Dozens of people marched through downtown Winnipeg Wednesday night calling for justice for the missing and murdered Indigenous women and girls.

They walked for aunts, daughters and mothers who have never come home. Many wore butterflies cut out of brightly coloured paper. On each butterfly there was a name of a missing or murdered woman. 

“Everyone walking out here is walking for a person,” said Leticia Spence.

Bernice Catcheway, one of the organizers, walked holding a sign for her daughter Jennifer Catcheway. Her daughter has been missing for nearly 10 years. Bernice and her husband Wilfred have never stopped searching or given up hope.

“If we have no hope, we have nothing,” Catcheway said. “You know we have that faith and we have that hope and I believe with all my heart that we’re going to bring our Jennifer home.”

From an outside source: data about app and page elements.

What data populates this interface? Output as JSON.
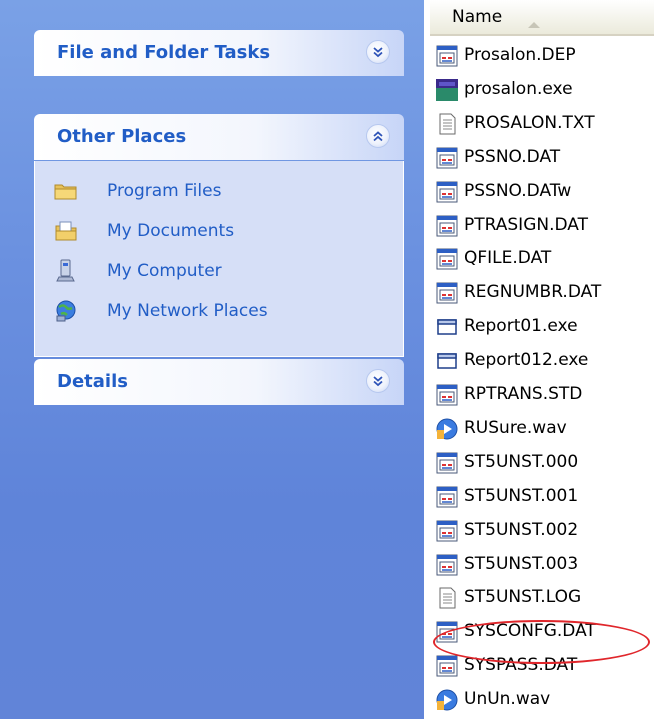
{
  "task_pane": {
    "file_folder_tasks": {
      "title": "File and Folder Tasks",
      "expander_icon": "chevron-double-down-icon"
    },
    "other_places": {
      "title": "Other Places",
      "expander_icon": "chevron-double-up-icon",
      "items": [
        {
          "label": "Program Files",
          "icon": "folder-icon"
        },
        {
          "label": "My Documents",
          "icon": "my-documents-icon"
        },
        {
          "label": "My Computer",
          "icon": "my-computer-icon"
        },
        {
          "label": "My Network Places",
          "icon": "network-places-icon"
        }
      ]
    },
    "details": {
      "title": "Details",
      "expander_icon": "chevron-double-down-icon"
    }
  },
  "file_list": {
    "column_header": "Name",
    "sort": "ascending",
    "files": [
      {
        "name": "Prosalon.DEP",
        "icon": "dat-file-icon"
      },
      {
        "name": "prosalon.exe",
        "icon": "application-icon"
      },
      {
        "name": "PROSALON.TXT",
        "icon": "text-file-icon"
      },
      {
        "name": "PSSNO.DAT",
        "icon": "dat-file-icon"
      },
      {
        "name": "PSSNO.DATw",
        "icon": "dat-file-icon"
      },
      {
        "name": "PTRASIGN.DAT",
        "icon": "dat-file-icon"
      },
      {
        "name": "QFILE.DAT",
        "icon": "dat-file-icon"
      },
      {
        "name": "REGNUMBR.DAT",
        "icon": "dat-file-icon"
      },
      {
        "name": "Report01.exe",
        "icon": "exe-window-icon"
      },
      {
        "name": "Report012.exe",
        "icon": "exe-window-icon"
      },
      {
        "name": "RPTRANS.STD",
        "icon": "dat-file-icon"
      },
      {
        "name": "RUSure.wav",
        "icon": "audio-file-icon"
      },
      {
        "name": "ST5UNST.000",
        "icon": "dat-file-icon"
      },
      {
        "name": "ST5UNST.001",
        "icon": "dat-file-icon"
      },
      {
        "name": "ST5UNST.002",
        "icon": "dat-file-icon"
      },
      {
        "name": "ST5UNST.003",
        "icon": "dat-file-icon"
      },
      {
        "name": "ST5UNST.LOG",
        "icon": "text-file-icon"
      },
      {
        "name": "SYSCONFG.DAT",
        "icon": "dat-file-icon",
        "highlighted": true
      },
      {
        "name": "SYSPASS.DAT",
        "icon": "dat-file-icon"
      },
      {
        "name": "UnUn.wav",
        "icon": "audio-file-icon"
      }
    ]
  },
  "colors": {
    "pane_gradient": "#6b91e0",
    "link_blue": "#215dc6",
    "highlight_ring": "#e0262b"
  }
}
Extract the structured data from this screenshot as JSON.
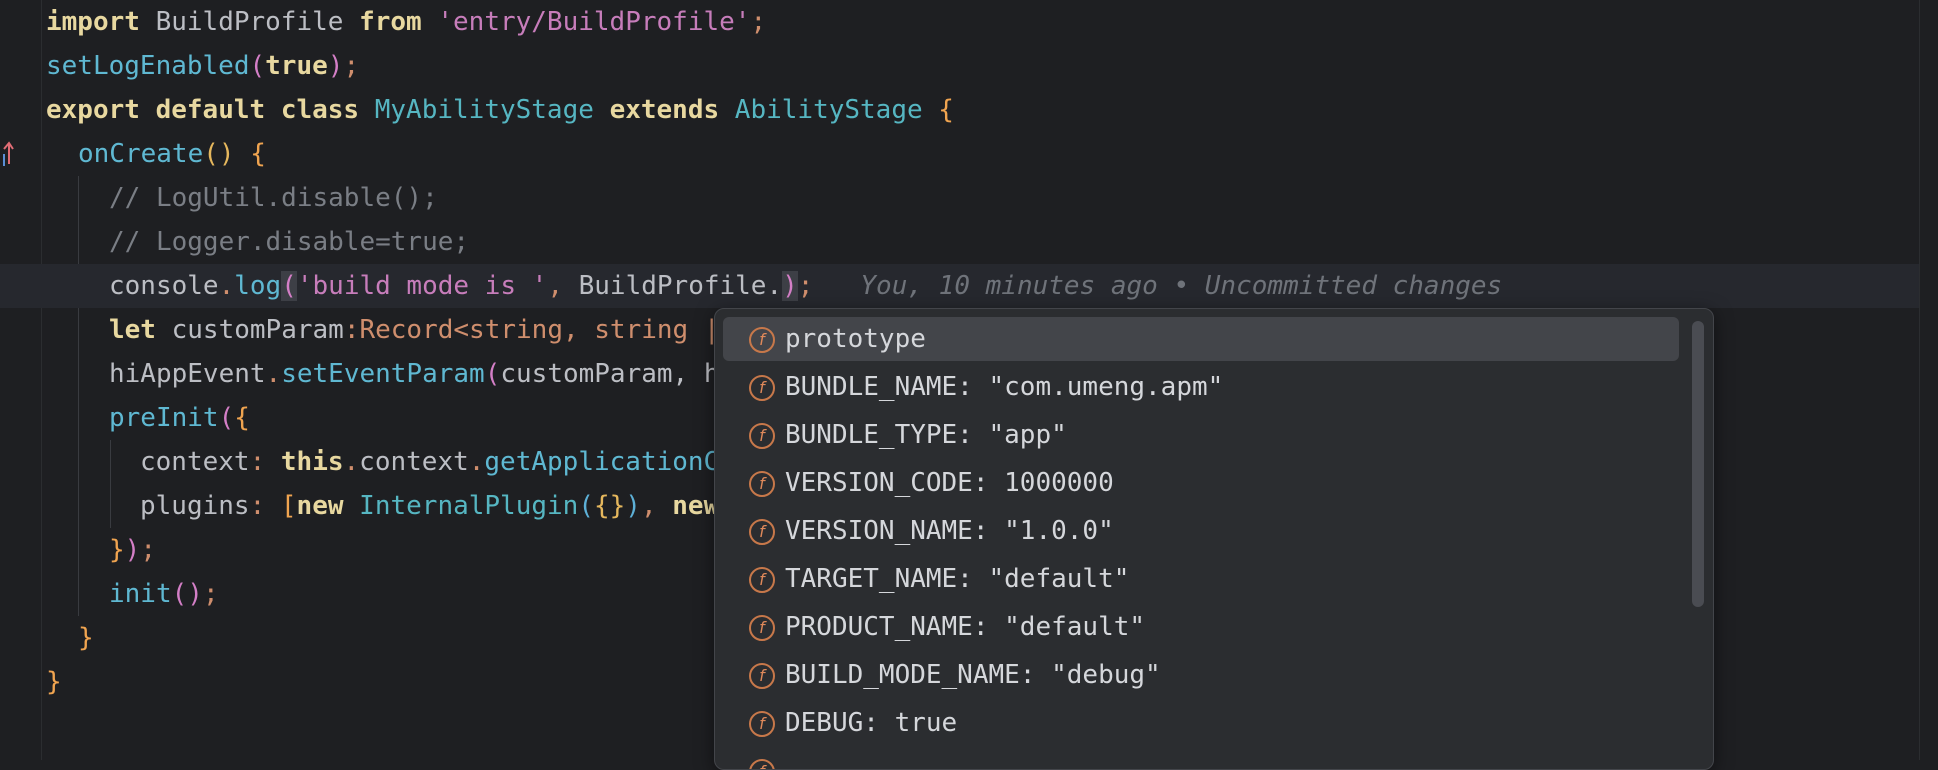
{
  "code": {
    "line1": {
      "kw_import": "import",
      "name": "BuildProfile",
      "kw_from": "from",
      "path": "'entry/BuildProfile'",
      "end": ";"
    },
    "line2": {
      "fn": "setLogEnabled",
      "open": "(",
      "arg": "true",
      "close": ")",
      "end": ";"
    },
    "line3": {
      "kw_export": "export",
      "kw_default": "default",
      "kw_class": "class",
      "name": "MyAbilityStage",
      "kw_extends": "extends",
      "base": "AbilityStage",
      "brace": "{"
    },
    "line4": {
      "fn": "onCreate",
      "parens": "()",
      "brace": "{"
    },
    "line5": {
      "comment": "// LogUtil.disable();"
    },
    "line6": {
      "comment": "// Logger.disable=true;"
    },
    "line7": {
      "obj": "console",
      "dot": ".",
      "fn": "log",
      "open": "(",
      "str": "'build mode is '",
      "comma": ", ",
      "ref": "BuildProfile.",
      "close": ")",
      "end": ";",
      "blame": "You, 10 minutes ago • Uncommitted changes"
    },
    "line8": {
      "kw_let": "let",
      "name": "customParam",
      "colon": ":",
      "type": "Record",
      "lt": "<",
      "t1": "string",
      "comma": ", ",
      "t2": "string",
      "tail": " |"
    },
    "line9": {
      "obj": "hiAppEvent",
      "dot": ".",
      "fn": "setEventParam",
      "open": "(",
      "arg": "customParam",
      "tail": ", h"
    },
    "line10": {
      "fn": "preInit",
      "open": "(",
      "brace": "{"
    },
    "line11": {
      "key": "context",
      "colon": ": ",
      "kw_this": "this",
      "dot": ".",
      "prop": "context",
      "dot2": ".",
      "fn": "getApplicationC"
    },
    "line12": {
      "key": "plugins",
      "colon": ": ",
      "bracket": "[",
      "kw_new": "new",
      "cls": "InternalPlugin",
      "open": "(",
      "obj": "{}",
      "close": ")",
      "tail_comma": ", ",
      "kw_new2": "new"
    },
    "line13": {
      "brace": "}",
      "paren": ")",
      "end": ";"
    },
    "line14": {
      "fn": "init",
      "parens": "()",
      "end": ";"
    },
    "line15": {
      "brace": "}"
    },
    "line16": {
      "brace": "}"
    }
  },
  "completion": {
    "icon_letter": "f",
    "items": [
      {
        "label": "prototype"
      },
      {
        "label": "BUNDLE_NAME: \"com.umeng.apm\""
      },
      {
        "label": "BUNDLE_TYPE: \"app\""
      },
      {
        "label": "VERSION_CODE: 1000000"
      },
      {
        "label": "VERSION_NAME: \"1.0.0\""
      },
      {
        "label": "TARGET_NAME: \"default\""
      },
      {
        "label": "PRODUCT_NAME: \"default\""
      },
      {
        "label": "BUILD_MODE_NAME: \"debug\""
      },
      {
        "label": "DEBUG: true"
      }
    ],
    "selected_index": 0
  },
  "colors": {
    "background": "#1e1f22",
    "popup_background": "#2b2d30",
    "selection": "#43454a",
    "icon_orange": "#e0895a"
  }
}
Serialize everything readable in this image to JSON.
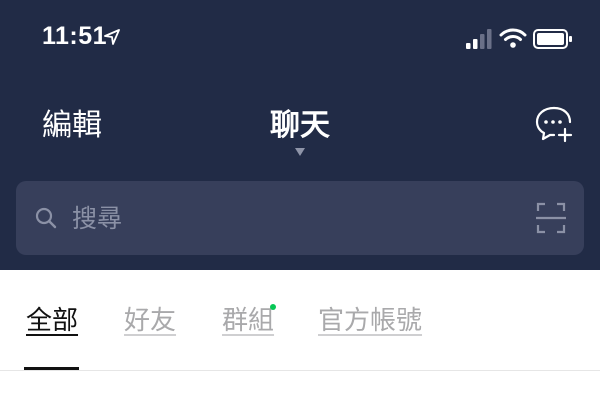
{
  "status_bar": {
    "time": "11:51",
    "location_icon": "location-arrow-icon",
    "signal_icon": "cellular-signal-icon",
    "wifi_icon": "wifi-icon",
    "battery_icon": "battery-icon"
  },
  "header": {
    "edit_label": "編輯",
    "title": "聊天",
    "title_caret_icon": "caret-down-icon",
    "new_chat_icon": "new-chat-icon"
  },
  "search": {
    "placeholder": "搜尋",
    "search_icon": "search-icon",
    "scan_icon": "scan-icon"
  },
  "tabs": [
    {
      "label": "全部",
      "active": true
    },
    {
      "label": "好友",
      "active": false
    },
    {
      "label": "群組",
      "active": false,
      "has_notification_dot": true
    },
    {
      "label": "官方帳號",
      "active": false
    }
  ],
  "colors": {
    "header_bg": "#212b46",
    "search_bg": "#373f5b",
    "notification_dot": "#06c755",
    "active_tab": "#111111",
    "inactive_tab": "#a9a9ab"
  }
}
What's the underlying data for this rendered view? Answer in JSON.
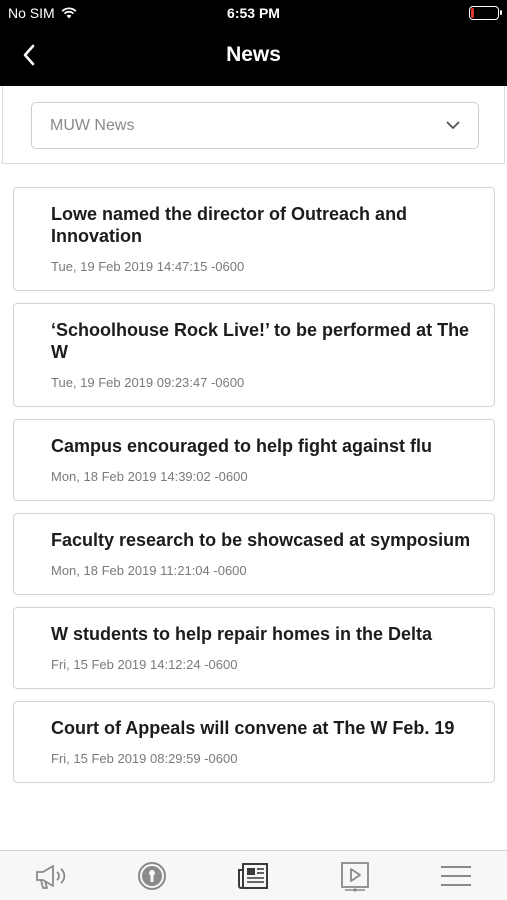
{
  "status_bar": {
    "carrier": "No SIM",
    "time": "6:53 PM",
    "battery_level": 0.1,
    "battery_color": "#e0352b"
  },
  "nav": {
    "title": "News",
    "back_icon": "chevron-left-icon"
  },
  "filter": {
    "selected": "MUW News",
    "icon": "chevron-down-icon"
  },
  "news": [
    {
      "headline": "Lowe named the director of Outreach and Innovation",
      "date": "Tue, 19 Feb 2019 14:47:15 -0600"
    },
    {
      "headline": "‘Schoolhouse Rock Live!’ to be performed at The W",
      "date": "Tue, 19 Feb 2019 09:23:47 -0600"
    },
    {
      "headline": "Campus encouraged to help fight against flu",
      "date": "Mon, 18 Feb 2019 14:39:02 -0600"
    },
    {
      "headline": "Faculty research to be showcased at symposium",
      "date": "Mon, 18 Feb 2019 11:21:04 -0600"
    },
    {
      "headline": "W students to help repair homes in the Delta",
      "date": "Fri, 15 Feb 2019 14:12:24 -0600"
    },
    {
      "headline": "Court of Appeals will convene at The W Feb. 19",
      "date": "Fri, 15 Feb 2019 08:29:59 -0600"
    }
  ],
  "tabs": [
    {
      "icon": "megaphone-icon"
    },
    {
      "icon": "keyhole-icon"
    },
    {
      "icon": "newspaper-icon",
      "active": true
    },
    {
      "icon": "video-play-icon"
    },
    {
      "icon": "menu-icon"
    }
  ],
  "colors": {
    "header_bg": "#000000",
    "tab_icon": "#8a8a8a",
    "tab_icon_active": "#3a3a3a"
  }
}
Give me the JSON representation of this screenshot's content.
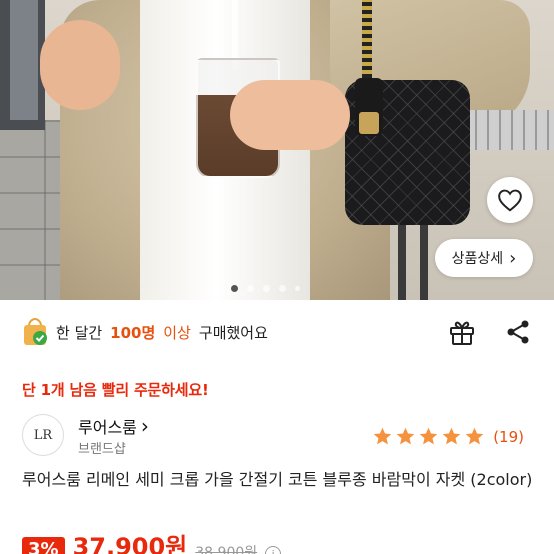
{
  "product_image": {
    "carousel": {
      "total_pages": 5,
      "active_index": 0
    }
  },
  "actions": {
    "wishlist_icon": "heart-outline-icon",
    "detail_label": "상품상세",
    "detail_chevron": "›"
  },
  "buyers": {
    "prefix": "한 달간",
    "count": "100명",
    "middle": "이상",
    "suffix": "구매했어요"
  },
  "urgent_notice": {
    "prefix": "단",
    "count": "1개",
    "suffix": "남음 빨리 주문하세요!"
  },
  "shop": {
    "logo_text": "LR",
    "name": "루어스룸",
    "chevron": "›",
    "type": "브랜드샵",
    "rating_stars": 5,
    "review_count": "(19)"
  },
  "product": {
    "title": "루어스룸 리메인 세미 크롭 가을 간절기 코튼 블루종 바람막이 자켓 (2color)"
  },
  "price": {
    "discount": "3%",
    "sale_price": "37,900원",
    "original_price": "38,900원",
    "info_icon": "i"
  },
  "colors": {
    "accent": "#e8500e",
    "sale_red": "#e8290c",
    "star": "#f5923e"
  }
}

Organizers led the marchers to the court house where they paused for a prayer and called for justice.

“What do we want? Justice. When do we want it? Now,” the crowd chanted.

Organizer Alaya McIvor pointed out how inside a trial is currently underway for Raymond Cormier, the man accused of killing Tina Fontaine. Cormier has pleaded not guilty. The teen’s death spurred a movement across Canada calling for a national inquiry into missing in murdered Indigenous women and girls.

Ten years after the group’s first march, the inquiry is underway and continued this week in Moncton.

“I just want justice. That justice will come for Tina Fontaine,” Catcheway said.